sculpture from the hieratic Byzantine manner. His art marked the beginning
of the Italian Gothic style.
The birthplace of Nicola Pisano has been the subject of speculation among
scholars. His name would seem to indicate that he was a Pisan, but two
documents relating to the marble pulpit of the Cathedral in Siena
(1265–1268) that he executed refer to him as Nicola d'Apulia
(Nicholas of Apulia, in southern Italy) rather than the more common
Nicola Pisano. The significance of his birthplace derives from the
remarkably classical quality of his earliest extant work, the marble
pulpit in the Baptistery of Pisa, signed and dated 1260. Emperor
Frederick II, whose court was near Naples, was an admirer of ancient
Roman civilization. He encouraged artists to work in the more realistic
style of Roman antiquity rather than the more abstract contemporary
Romanesque and Byzantine styles.
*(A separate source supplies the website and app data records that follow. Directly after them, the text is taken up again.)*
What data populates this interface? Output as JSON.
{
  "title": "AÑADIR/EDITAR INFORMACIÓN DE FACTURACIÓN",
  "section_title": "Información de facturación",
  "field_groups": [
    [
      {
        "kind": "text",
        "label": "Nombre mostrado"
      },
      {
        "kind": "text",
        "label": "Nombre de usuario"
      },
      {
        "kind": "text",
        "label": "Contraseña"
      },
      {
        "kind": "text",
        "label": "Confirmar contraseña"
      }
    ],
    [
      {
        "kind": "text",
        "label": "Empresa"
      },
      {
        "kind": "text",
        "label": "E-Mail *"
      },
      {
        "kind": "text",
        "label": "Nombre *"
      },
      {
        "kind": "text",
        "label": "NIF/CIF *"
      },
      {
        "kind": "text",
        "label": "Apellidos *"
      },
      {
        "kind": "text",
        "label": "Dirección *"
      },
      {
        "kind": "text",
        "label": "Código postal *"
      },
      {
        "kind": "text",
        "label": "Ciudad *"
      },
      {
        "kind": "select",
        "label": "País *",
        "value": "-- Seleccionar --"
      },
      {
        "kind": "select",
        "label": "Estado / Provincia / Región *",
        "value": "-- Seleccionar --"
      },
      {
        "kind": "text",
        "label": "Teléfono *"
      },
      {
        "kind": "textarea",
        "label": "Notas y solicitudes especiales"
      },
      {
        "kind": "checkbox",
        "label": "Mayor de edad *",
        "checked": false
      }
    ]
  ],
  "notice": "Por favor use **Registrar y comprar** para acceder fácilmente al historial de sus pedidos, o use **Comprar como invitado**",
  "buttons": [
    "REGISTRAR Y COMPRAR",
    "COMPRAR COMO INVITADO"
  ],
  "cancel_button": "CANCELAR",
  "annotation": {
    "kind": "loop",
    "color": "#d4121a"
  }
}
If Nicola had been a native of Apulia
and trained in the sculptural workshops of the Emperor, the classical
character of the Pisa Baptistery pulpit would be easier to explain. No
definitive solution to this problem is possible, however, with the
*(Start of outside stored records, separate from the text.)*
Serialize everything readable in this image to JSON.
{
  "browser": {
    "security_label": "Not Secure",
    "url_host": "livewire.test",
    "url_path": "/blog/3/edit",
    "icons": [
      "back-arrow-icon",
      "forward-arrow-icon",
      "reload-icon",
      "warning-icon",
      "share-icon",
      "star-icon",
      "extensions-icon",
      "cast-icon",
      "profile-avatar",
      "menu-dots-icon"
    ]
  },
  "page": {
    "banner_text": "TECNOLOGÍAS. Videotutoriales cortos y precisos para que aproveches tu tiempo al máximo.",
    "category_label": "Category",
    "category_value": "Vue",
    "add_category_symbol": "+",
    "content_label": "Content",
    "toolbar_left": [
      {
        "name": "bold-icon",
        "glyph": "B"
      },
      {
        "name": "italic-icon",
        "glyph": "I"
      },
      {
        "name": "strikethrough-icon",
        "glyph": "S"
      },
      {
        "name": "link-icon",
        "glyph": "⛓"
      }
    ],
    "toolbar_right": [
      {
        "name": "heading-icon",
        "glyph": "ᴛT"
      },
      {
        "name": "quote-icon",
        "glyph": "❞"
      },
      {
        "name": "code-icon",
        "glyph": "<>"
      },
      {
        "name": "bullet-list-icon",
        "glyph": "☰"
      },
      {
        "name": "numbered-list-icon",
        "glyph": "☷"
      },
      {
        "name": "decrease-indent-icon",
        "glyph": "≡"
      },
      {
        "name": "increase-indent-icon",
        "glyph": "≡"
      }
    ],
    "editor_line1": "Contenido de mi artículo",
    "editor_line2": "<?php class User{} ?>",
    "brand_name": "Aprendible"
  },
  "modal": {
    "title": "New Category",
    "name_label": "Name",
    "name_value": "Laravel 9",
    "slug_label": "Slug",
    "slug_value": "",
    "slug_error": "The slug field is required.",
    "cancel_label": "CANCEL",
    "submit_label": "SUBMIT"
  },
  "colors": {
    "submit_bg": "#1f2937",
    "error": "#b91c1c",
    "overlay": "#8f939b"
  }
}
evidence presently available.
The pulpit for the Baptistery in Pisa is adorned with narrative reliefs
depicting the Life and Passion of Christ on five of its six sides. Nicola
reduced to a minimum the number of figures telling the story so that they
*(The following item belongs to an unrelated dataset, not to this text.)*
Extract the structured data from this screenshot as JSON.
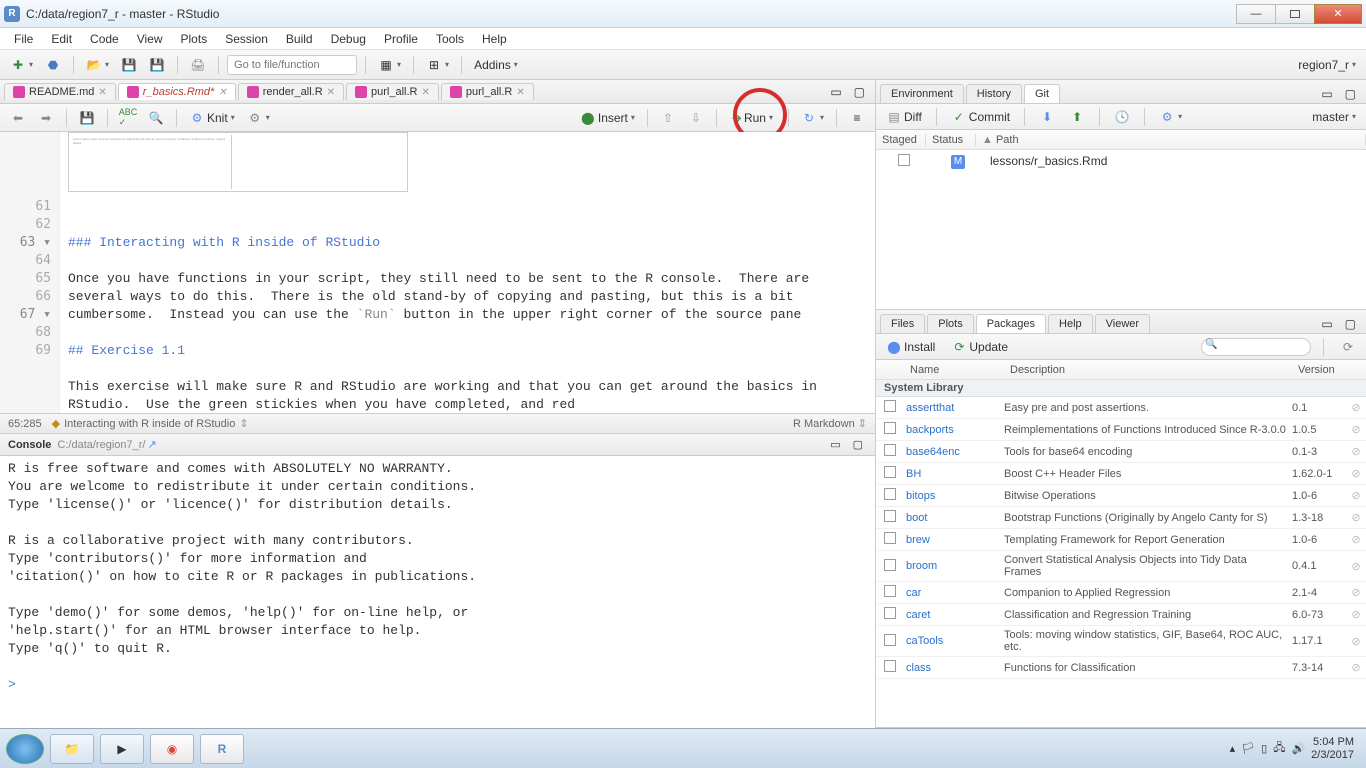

dominate the rectangular field. Among them are a number of direct quotations
from antique works brought to Pisa by its fleet. The style of the reliefs
is remarkably classical and depends on a few monumental figures moving in
a stately way across the foreground. Nothing else carved by Nicola bears
such a strong resemblance to the antique.
A contract dated Sept. 29, 1265, commissioned Nicola to build a similar
marble pulpit for the Cathedral in Siena. The pulpit, which was completed
by 1268, varied somewhat in format and style from the Pisan one. He
expanded the format by making the pulpit octagonal, and he made the
narrative easier to read by substituting statuettes for the clustered
columns used to divide the reliefs in the earlier work. In style they
reveal a concern for the surface play of highlights and shadows, achieved
by deeper cutting and undercutting, and for a growing elegance and grace
among the figures, similar to that of Gothic sculpture.
The Gothicism of the Siena Cathedral pulpit continued in Nicola's great
secular monument, the Fontana Maggiore in Perugia. This was a joint
undertaking of Nicola and his son, Giovanni Pisano. Probably begun in 1277,
the fountain was finished in 1278. It consists of two superimposed polygonal
stone basins topped with a circular bronze basin carried by three caryatid
figures. The lower basin is decorated with reliefs; the upper basin is
decorated with statuettes affixed to the angles. In the portions usually
attributed to Nicola, the style represents a resolution between the earlier
classicizing tendencies and the later Gothicizing tendencies of his art.
The work of Giovanni, on the other hand, was wholeheartedly in the new
style, that is, the Gothic.
From October of 1916 through January of 1917, Rudolf Steiner gave a series
of nine lectures known as the Art Course. These lectures were given
the title of:
The History of Art.
Click here to discover what Steiner said about Nicola Pisano in the
or in the entire